*** Extracted entries ***

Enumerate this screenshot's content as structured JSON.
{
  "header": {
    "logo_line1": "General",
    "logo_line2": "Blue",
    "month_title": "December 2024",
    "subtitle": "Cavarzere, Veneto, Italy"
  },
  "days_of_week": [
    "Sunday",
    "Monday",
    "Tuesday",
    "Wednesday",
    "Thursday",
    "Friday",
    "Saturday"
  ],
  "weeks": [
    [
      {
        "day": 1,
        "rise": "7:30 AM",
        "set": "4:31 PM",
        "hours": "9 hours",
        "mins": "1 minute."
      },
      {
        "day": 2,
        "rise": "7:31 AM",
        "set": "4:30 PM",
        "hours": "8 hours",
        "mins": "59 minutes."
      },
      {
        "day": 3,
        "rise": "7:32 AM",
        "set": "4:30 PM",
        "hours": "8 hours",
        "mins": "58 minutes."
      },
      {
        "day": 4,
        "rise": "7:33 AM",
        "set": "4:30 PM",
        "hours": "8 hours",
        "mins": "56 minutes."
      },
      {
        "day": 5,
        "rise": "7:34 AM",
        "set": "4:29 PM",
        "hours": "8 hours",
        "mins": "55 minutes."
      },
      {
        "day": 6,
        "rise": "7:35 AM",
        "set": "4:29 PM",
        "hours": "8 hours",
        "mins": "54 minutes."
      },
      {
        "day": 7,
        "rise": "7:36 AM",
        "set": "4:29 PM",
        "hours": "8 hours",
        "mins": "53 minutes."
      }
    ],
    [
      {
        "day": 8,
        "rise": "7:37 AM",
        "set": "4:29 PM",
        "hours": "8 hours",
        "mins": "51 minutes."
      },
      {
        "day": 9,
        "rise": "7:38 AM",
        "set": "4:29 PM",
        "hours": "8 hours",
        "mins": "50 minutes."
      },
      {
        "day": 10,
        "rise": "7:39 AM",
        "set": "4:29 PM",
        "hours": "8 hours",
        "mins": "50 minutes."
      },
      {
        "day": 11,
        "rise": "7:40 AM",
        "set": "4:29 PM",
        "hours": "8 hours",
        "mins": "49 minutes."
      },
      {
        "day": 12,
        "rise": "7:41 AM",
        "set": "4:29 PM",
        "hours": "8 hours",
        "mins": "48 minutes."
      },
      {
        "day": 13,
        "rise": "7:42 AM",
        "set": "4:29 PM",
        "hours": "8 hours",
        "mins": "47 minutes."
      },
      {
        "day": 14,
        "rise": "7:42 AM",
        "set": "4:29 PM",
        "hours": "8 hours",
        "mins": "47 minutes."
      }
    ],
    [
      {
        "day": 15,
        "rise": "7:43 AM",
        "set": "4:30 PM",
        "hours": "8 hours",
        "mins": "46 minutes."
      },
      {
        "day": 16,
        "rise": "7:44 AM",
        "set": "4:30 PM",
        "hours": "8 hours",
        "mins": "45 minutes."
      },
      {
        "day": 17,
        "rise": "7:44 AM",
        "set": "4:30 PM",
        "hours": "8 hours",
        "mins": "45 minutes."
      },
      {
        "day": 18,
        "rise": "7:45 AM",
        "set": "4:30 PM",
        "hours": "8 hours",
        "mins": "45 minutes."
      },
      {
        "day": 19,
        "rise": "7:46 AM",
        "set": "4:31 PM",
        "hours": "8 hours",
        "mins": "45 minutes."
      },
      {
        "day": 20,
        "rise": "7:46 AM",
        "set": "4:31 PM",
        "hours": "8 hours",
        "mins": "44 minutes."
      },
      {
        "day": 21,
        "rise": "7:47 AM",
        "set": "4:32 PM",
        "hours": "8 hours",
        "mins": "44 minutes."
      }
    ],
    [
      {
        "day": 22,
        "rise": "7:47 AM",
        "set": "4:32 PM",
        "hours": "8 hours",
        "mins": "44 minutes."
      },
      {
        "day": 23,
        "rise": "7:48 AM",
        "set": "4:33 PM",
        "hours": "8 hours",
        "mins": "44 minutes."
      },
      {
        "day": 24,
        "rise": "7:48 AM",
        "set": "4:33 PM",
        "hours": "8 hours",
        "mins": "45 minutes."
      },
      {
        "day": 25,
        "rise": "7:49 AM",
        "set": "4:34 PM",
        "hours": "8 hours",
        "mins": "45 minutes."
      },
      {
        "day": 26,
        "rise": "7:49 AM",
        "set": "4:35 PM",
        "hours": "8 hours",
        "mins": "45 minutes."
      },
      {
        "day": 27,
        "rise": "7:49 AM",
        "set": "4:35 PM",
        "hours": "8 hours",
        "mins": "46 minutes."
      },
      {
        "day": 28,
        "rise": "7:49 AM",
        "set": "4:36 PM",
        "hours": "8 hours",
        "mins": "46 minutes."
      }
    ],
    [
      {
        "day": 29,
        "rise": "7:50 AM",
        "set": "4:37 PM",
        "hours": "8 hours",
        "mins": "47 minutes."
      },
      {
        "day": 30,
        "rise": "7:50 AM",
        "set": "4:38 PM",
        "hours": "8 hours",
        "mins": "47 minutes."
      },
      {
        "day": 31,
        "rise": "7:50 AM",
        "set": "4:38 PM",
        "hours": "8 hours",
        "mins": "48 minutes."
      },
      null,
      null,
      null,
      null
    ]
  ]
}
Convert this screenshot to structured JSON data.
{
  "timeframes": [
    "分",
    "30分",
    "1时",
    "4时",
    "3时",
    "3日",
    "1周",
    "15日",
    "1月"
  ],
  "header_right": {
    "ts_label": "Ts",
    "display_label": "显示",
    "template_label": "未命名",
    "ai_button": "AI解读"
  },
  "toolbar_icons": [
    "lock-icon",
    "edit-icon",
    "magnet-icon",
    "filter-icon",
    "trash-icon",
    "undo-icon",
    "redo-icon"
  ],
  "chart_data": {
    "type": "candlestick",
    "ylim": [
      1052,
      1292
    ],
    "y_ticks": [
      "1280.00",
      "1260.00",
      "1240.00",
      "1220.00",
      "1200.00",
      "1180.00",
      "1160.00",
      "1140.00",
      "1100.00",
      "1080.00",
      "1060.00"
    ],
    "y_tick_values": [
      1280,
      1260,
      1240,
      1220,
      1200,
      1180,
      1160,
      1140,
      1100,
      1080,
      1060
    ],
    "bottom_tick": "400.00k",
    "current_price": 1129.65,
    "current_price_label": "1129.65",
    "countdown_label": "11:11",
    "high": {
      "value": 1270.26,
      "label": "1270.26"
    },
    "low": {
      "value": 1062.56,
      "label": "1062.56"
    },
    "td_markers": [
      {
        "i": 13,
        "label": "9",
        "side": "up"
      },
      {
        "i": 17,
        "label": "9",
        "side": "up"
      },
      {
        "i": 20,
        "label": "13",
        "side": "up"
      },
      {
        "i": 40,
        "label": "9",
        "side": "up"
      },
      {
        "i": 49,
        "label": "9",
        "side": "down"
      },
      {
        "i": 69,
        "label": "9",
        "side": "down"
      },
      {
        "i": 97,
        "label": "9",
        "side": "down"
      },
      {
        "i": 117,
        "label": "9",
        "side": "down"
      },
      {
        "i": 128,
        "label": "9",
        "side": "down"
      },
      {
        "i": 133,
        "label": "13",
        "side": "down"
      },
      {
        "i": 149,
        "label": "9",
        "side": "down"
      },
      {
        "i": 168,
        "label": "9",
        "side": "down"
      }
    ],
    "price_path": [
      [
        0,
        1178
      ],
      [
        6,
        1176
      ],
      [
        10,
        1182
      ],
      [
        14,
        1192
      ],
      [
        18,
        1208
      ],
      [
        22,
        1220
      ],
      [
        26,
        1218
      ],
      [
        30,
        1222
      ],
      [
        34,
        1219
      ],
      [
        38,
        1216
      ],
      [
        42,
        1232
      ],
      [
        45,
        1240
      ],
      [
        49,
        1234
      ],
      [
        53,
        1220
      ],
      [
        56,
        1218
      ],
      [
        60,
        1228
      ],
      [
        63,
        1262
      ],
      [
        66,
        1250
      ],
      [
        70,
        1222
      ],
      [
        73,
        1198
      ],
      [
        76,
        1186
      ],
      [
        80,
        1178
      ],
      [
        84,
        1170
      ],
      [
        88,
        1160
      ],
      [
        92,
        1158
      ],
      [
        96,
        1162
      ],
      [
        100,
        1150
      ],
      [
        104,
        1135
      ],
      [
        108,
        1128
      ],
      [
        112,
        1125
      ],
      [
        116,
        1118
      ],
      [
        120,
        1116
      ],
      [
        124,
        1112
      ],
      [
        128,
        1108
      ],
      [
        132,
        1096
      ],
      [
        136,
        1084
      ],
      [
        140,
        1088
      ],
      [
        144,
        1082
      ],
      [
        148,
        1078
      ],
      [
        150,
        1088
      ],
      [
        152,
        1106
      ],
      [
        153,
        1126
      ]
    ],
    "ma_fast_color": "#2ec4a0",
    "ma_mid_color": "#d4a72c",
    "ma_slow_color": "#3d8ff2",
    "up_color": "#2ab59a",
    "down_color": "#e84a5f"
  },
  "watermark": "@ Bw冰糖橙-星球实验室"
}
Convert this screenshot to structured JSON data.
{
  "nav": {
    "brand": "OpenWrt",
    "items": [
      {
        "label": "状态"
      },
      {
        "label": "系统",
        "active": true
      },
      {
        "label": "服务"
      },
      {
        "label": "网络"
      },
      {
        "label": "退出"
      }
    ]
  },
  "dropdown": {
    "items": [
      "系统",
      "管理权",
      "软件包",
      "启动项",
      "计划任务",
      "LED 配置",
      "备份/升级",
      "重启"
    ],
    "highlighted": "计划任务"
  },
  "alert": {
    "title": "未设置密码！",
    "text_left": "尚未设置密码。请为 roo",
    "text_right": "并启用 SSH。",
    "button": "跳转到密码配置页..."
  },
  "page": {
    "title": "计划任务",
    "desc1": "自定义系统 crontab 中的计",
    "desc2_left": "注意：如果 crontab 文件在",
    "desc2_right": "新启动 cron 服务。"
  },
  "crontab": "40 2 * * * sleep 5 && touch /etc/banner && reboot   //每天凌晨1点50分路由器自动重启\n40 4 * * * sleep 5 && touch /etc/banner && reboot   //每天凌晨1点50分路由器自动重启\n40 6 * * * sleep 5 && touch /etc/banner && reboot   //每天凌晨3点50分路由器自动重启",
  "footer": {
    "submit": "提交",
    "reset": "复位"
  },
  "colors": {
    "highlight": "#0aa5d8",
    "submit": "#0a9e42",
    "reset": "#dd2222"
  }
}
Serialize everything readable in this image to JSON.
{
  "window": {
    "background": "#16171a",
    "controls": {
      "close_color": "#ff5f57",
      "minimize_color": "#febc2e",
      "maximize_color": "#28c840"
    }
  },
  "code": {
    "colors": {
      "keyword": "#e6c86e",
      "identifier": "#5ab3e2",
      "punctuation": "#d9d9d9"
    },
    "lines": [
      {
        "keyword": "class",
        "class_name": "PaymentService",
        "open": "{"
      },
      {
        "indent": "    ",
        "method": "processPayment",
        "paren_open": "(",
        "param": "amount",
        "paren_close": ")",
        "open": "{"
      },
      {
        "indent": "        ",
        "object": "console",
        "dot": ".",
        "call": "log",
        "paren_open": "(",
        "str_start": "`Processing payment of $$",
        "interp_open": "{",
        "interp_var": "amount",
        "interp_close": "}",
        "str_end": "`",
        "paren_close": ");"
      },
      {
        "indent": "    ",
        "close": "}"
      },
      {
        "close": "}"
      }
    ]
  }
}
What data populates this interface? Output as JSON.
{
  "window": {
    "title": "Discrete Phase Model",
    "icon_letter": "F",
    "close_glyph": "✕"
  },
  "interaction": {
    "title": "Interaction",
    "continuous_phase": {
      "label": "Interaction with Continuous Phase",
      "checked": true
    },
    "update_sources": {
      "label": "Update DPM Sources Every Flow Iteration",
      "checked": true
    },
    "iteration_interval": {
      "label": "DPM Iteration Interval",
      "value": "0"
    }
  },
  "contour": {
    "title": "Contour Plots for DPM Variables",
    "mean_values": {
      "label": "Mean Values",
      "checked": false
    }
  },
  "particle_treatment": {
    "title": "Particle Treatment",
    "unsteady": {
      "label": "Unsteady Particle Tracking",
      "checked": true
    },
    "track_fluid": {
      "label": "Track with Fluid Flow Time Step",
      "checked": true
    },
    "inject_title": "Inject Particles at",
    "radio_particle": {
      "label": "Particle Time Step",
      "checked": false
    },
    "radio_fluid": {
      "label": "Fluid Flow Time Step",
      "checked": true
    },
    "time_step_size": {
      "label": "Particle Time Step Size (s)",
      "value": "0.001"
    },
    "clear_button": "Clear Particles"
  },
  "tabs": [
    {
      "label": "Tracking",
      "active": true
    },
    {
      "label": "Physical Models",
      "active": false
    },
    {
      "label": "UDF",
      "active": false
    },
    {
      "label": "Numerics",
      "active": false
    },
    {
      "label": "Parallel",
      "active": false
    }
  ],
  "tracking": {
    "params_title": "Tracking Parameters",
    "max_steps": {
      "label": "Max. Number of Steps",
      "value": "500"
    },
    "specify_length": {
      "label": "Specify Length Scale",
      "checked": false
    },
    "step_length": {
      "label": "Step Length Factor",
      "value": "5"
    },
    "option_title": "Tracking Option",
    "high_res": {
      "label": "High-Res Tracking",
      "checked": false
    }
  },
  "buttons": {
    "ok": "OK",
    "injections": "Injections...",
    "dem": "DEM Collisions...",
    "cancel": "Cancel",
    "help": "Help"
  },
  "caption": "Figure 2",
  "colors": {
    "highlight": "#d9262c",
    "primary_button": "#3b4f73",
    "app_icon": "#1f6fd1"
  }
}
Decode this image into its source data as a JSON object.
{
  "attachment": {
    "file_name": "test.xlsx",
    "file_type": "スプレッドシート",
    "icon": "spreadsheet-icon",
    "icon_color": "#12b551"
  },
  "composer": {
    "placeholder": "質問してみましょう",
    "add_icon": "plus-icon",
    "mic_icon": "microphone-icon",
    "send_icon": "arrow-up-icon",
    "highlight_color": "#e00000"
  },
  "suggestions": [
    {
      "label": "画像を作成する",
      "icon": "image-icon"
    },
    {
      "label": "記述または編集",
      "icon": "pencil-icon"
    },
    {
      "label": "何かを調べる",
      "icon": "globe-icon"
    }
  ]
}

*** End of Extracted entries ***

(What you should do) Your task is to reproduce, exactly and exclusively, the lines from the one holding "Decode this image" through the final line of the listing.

(Your response)
Decode this image into its source data as a JSON object.
{
  "attachment": {
    "file_name": "test.xlsx",
    "file_type": "スプレッドシート",
    "icon": "spreadsheet-icon",
    "icon_color": "#12b551"
  },
  "composer": {
    "placeholder": "質問してみましょう",
    "add_icon": "plus-icon",
    "mic_icon": "microphone-icon",
    "send_icon": "arrow-up-icon",
    "highlight_color": "#e00000"
  },
  "suggestions": [
    {
      "label": "画像を作成する",
      "icon": "image-icon"
    },
    {
      "label": "記述または編集",
      "icon": "pencil-icon"
    },
    {
      "label": "何かを調べる",
      "icon": "globe-icon"
    }
  ]
}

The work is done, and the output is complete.